(Exercise):
Extract the full listing below without altering a single character.

(Dataset excerpts):
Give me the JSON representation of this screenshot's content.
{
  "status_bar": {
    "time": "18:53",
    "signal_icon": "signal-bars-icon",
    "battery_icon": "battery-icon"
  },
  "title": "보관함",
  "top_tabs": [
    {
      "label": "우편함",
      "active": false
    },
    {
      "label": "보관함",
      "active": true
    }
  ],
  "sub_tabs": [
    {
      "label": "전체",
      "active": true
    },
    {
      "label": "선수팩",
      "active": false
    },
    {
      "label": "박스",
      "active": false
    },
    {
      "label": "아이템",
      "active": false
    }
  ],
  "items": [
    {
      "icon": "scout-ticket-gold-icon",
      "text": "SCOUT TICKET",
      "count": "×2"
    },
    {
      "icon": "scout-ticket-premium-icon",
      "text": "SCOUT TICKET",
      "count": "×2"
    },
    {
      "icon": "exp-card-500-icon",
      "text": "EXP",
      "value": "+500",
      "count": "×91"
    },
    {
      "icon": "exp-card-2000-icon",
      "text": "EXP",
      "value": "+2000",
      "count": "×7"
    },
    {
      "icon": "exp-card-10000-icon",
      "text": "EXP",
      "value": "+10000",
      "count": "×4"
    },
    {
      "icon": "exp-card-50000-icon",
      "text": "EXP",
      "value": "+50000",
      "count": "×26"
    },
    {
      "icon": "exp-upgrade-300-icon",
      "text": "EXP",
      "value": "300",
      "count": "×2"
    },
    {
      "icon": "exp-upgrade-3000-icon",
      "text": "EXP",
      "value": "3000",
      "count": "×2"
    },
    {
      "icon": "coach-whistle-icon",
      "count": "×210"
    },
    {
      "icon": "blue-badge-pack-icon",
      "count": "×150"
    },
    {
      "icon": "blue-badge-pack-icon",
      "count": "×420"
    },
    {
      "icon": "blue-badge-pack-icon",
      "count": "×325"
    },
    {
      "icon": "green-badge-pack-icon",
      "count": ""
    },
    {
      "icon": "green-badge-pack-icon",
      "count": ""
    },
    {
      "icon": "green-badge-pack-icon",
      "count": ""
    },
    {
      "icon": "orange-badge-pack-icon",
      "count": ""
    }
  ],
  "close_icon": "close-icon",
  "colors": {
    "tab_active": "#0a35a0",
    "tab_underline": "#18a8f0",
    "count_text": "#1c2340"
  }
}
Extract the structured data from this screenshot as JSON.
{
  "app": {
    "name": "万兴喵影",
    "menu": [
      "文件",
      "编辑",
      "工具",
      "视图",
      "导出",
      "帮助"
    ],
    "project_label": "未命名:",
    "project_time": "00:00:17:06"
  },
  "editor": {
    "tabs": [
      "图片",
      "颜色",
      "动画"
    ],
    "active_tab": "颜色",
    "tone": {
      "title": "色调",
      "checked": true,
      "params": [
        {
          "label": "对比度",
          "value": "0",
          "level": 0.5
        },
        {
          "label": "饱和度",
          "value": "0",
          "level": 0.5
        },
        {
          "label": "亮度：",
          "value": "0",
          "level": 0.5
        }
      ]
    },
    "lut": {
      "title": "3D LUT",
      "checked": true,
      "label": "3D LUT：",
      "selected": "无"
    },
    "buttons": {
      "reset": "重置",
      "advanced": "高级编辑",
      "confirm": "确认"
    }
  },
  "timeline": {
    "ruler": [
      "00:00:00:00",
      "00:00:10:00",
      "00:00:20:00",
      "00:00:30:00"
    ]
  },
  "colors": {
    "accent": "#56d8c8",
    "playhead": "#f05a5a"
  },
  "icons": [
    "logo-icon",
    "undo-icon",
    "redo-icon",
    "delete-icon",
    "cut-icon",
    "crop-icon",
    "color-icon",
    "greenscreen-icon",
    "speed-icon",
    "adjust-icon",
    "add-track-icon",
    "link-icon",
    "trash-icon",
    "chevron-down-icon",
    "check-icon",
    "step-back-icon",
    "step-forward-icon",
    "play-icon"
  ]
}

(Solution):
Give me the JSON representation of this screenshot's content.
{
  "status_bar": {
    "time": "18:53",
    "signal_icon": "signal-bars-icon",
    "battery_icon": "battery-icon"
  },
  "title": "보관함",
  "top_tabs": [
    {
      "label": "우편함",
      "active": false
    },
    {
      "label": "보관함",
      "active": true
    }
  ],
  "sub_tabs": [
    {
      "label": "전체",
      "active": true
    },
    {
      "label": "선수팩",
      "active": false
    },
    {
      "label": "박스",
      "active": false
    },
    {
      "label": "아이템",
      "active": false
    }
  ],
  "items": [
    {
      "icon": "scout-ticket-gold-icon",
      "text": "SCOUT TICKET",
      "count": "×2"
    },
    {
      "icon": "scout-ticket-premium-icon",
      "text": "SCOUT TICKET",
      "count": "×2"
    },
    {
      "icon": "exp-card-500-icon",
      "text": "EXP",
      "value": "+500",
      "count": "×91"
    },
    {
      "icon": "exp-card-2000-icon",
      "text": "EXP",
      "value": "+2000",
      "count": "×7"
    },
    {
      "icon": "exp-card-10000-icon",
      "text": "EXP",
      "value": "+10000",
      "count": "×4"
    },
    {
      "icon": "exp-card-50000-icon",
      "text": "EXP",
      "value": "+50000",
      "count": "×26"
    },
    {
      "icon": "exp-upgrade-300-icon",
      "text": "EXP",
      "value": "300",
      "count": "×2"
    },
    {
      "icon": "exp-upgrade-3000-icon",
      "text": "EXP",
      "value": "3000",
      "count": "×2"
    },
    {
      "icon": "coach-whistle-icon",
      "count": "×210"
    },
    {
      "icon": "blue-badge-pack-icon",
      "count": "×150"
    },
    {
      "icon": "blue-badge-pack-icon",
      "count": "×420"
    },
    {
      "icon": "blue-badge-pack-icon",
      "count": "×325"
    },
    {
      "icon": "green-badge-pack-icon",
      "count": ""
    },
    {
      "icon": "green-badge-pack-icon",
      "count": ""
    },
    {
      "icon": "green-badge-pack-icon",
      "count": ""
    },
    {
      "icon": "orange-badge-pack-icon",
      "count": ""
    }
  ],
  "close_icon": "close-icon",
  "colors": {
    "tab_active": "#0a35a0",
    "tab_underline": "#18a8f0",
    "count_text": "#1c2340"
  }
}
Extract the structured data from this screenshot as JSON.
{
  "app": {
    "name": "万兴喵影",
    "menu": [
      "文件",
      "编辑",
      "工具",
      "视图",
      "导出",
      "帮助"
    ],
    "project_label": "未命名:",
    "project_time": "00:00:17:06"
  },
  "editor": {
    "tabs": [
      "图片",
      "颜色",
      "动画"
    ],
    "active_tab": "颜色",
    "tone": {
      "title": "色调",
      "checked": true,
      "params": [
        {
          "label": "对比度",
          "value": "0",
          "level": 0.5
        },
        {
          "label": "饱和度",
          "value": "0",
          "level": 0.5
        },
        {
          "label": "亮度：",
          "value": "0",
          "level": 0.5
        }
      ]
    },
    "lut": {
      "title": "3D LUT",
      "checked": true,
      "label": "3D LUT：",
      "selected": "无"
    },
    "buttons": {
      "reset": "重置",
      "advanced": "高级编辑",
      "confirm": "确认"
    }
  },
  "timeline": {
    "ruler": [
      "00:00:00:00",
      "00:00:10:00",
      "00:00:20:00",
      "00:00:30:00"
    ]
  },
  "colors": {
    "accent": "#56d8c8",
    "playhead": "#f05a5a"
  },
  "icons": [
    "logo-icon",
    "undo-icon",
    "redo-icon",
    "delete-icon",
    "cut-icon",
    "crop-icon",
    "color-icon",
    "greenscreen-icon",
    "speed-icon",
    "adjust-icon",
    "add-track-icon",
    "link-icon",
    "trash-icon",
    "chevron-down-icon",
    "check-icon",
    "step-back-icon",
    "step-forward-icon",
    "play-icon"
  ]
}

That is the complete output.